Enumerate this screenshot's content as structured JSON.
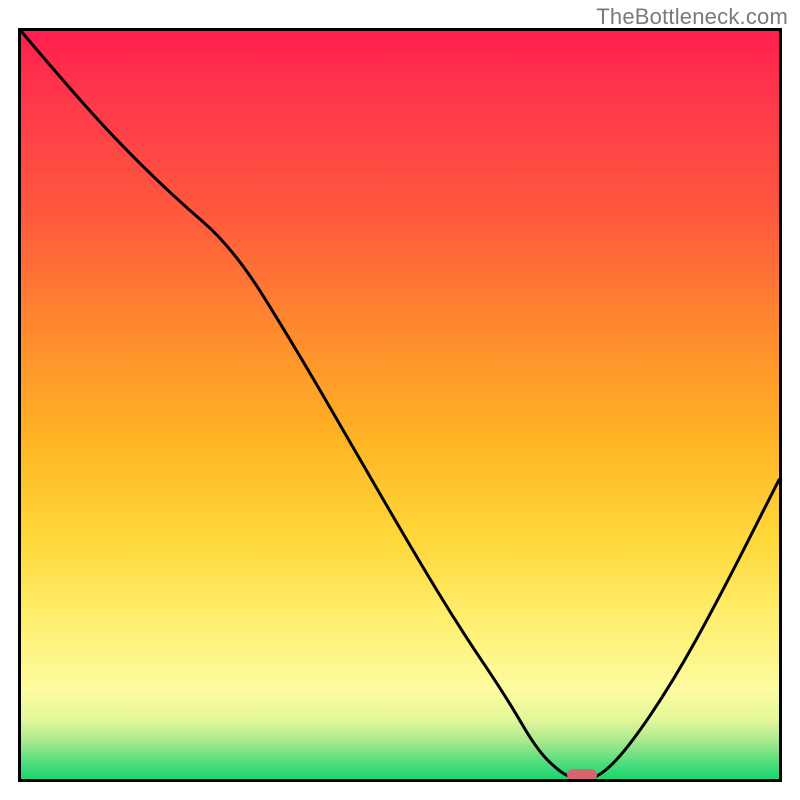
{
  "watermark": "TheBottleneck.com",
  "chart_data": {
    "type": "line",
    "title": "",
    "xlabel": "",
    "ylabel": "",
    "xlim": [
      0,
      100
    ],
    "ylim": [
      0,
      100
    ],
    "background": "rainbow-vertical",
    "series": [
      {
        "name": "bottleneck-curve",
        "x": [
          0,
          5,
          12,
          20,
          28,
          36,
          44,
          52,
          58,
          64,
          68,
          71,
          73,
          76,
          80,
          86,
          92,
          100
        ],
        "y": [
          100,
          94,
          86,
          78,
          71,
          58,
          44,
          30,
          20,
          11,
          4,
          1,
          0,
          0,
          4,
          13,
          24,
          40
        ]
      }
    ],
    "marker": {
      "x": 74,
      "y": 0.5,
      "color": "#d8646e"
    },
    "grid": false,
    "legend": false
  }
}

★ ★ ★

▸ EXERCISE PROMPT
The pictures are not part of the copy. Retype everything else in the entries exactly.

▸ COMPLETED EXERCISE
Enumerate this screenshot's content as structured JSON.
{
  "watermark": "TheBottleneck.com",
  "chart_data": {
    "type": "line",
    "title": "",
    "xlabel": "",
    "ylabel": "",
    "xlim": [
      0,
      100
    ],
    "ylim": [
      0,
      100
    ],
    "background": "rainbow-vertical",
    "series": [
      {
        "name": "bottleneck-curve",
        "x": [
          0,
          5,
          12,
          20,
          28,
          36,
          44,
          52,
          58,
          64,
          68,
          71,
          73,
          76,
          80,
          86,
          92,
          100
        ],
        "y": [
          100,
          94,
          86,
          78,
          71,
          58,
          44,
          30,
          20,
          11,
          4,
          1,
          0,
          0,
          4,
          13,
          24,
          40
        ]
      }
    ],
    "marker": {
      "x": 74,
      "y": 0.5,
      "color": "#d8646e"
    },
    "grid": false,
    "legend": false
  }
}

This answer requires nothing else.